If you started receiving your pension (EPS) before September 1, 2014, then the way your pension is calculated is changing. Basically, the calculation for a higher pension will now be based on your average monthly pay during the 12 months before you retired (i.e. when you left the pension fund membership).
If you retired or will retire on or after September 1, 2014, then there are some changes you should be aware of regarding the calculation of your EPS pension. The Employee Provident Fund Organisation (EPFO) will now use the average salary you earned during the 60 months prior to your retirement to determine the amount of your pension. This means that if you earned a higher salary during your last five years of work, your pension may be higher as well.
It's worth mentioning that the government tweaked the pension calculation formula back in September 2014. Before that, they used to consider the average salary for the 12 months prior to retirement. But since September 1, 2014, the government has changed that to the average salary for the 60 months before retirement. This change meant that people retiring on or after that date could end up receiving a lower pension than before.
The current formula for calculating pension under the EPS scheme is: (average salary of 60 months X service period) divided by 70. The average salary above is the basic salary of an employee. However, if you opt for a higher EPS pension, the salary used for the calculation of a higher pension will be the full actual salary, including allowances, instead of just the basic salary.
For example, let's say you joined the EPS scheme in October 2008 and plan to retire in September 2033 after 25 years of service. The EPFO will calculate your pension based on your average pay during the last 5 years (60 months) of work. However, if you had retired on or before August 31, 2014, your pension would have been calculated based on your average pay during the last year of work instead.
The EPFO has issued a circular that explains the process for applying for a higher EPS pension. The circular also lays down the procedure to be followed by the field offices to accept such applications. If you don't have proof of joint request/undertaking/permission, you can still apply for a higher pension by submitting specified documents along with the joint pension application form. The circular, dated June 14, 2023, is applicable for an eligible employee.
The circular from the Employee Provident Fund Organisation (EPFO) on June 14, 2023, applies to employees who are eligible for a higher EPS pension but don't have proof of joint request/undertaking/permission. In such cases, the EPFO field offices can accept higher pension applications as per a specific procedure.
First, let’s look at the list of criteria:
To apply for a higher EPS pension, you'll need to submit the following documents:
To apply for a higher EPS pension, you'll need to include at least one of the documents we listed earlier. Don't worry if you don't have proof of joint request/undertaking/permission, you can still apply by submitting the specified documents along with the joint pension application form.
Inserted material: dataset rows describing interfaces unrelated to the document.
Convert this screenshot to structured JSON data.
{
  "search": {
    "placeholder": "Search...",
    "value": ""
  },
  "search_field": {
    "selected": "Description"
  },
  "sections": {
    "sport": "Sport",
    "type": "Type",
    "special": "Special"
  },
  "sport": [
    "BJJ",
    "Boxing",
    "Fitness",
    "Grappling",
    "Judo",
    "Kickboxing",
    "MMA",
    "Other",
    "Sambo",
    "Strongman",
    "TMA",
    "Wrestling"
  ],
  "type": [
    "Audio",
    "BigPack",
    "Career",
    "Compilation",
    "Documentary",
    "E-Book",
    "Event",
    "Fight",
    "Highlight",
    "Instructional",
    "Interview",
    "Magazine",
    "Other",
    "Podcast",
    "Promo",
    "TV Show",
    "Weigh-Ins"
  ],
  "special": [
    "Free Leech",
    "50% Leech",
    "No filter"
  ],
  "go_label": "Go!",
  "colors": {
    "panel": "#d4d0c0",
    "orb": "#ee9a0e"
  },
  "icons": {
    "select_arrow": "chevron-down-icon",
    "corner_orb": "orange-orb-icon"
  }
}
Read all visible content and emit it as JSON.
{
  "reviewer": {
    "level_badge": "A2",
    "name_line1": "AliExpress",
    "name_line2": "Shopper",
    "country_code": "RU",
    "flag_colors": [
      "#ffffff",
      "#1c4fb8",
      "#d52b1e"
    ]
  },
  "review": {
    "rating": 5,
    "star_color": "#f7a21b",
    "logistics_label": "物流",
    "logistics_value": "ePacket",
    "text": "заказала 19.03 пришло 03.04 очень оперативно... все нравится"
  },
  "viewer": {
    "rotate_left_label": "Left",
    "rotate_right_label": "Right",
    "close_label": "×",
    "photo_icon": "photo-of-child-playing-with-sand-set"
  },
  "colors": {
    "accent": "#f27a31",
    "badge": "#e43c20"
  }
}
Also, if you forgot to submit proof of joint declaration when you applied for a higher EPS pension, you can still do so at the time of final claim settlement through your last employer. Remember, you can submit the Joint Request and undertaking of employer for permission under Para 26(6) (pro forma enclosed) anytime before the grant of pension on higher wages.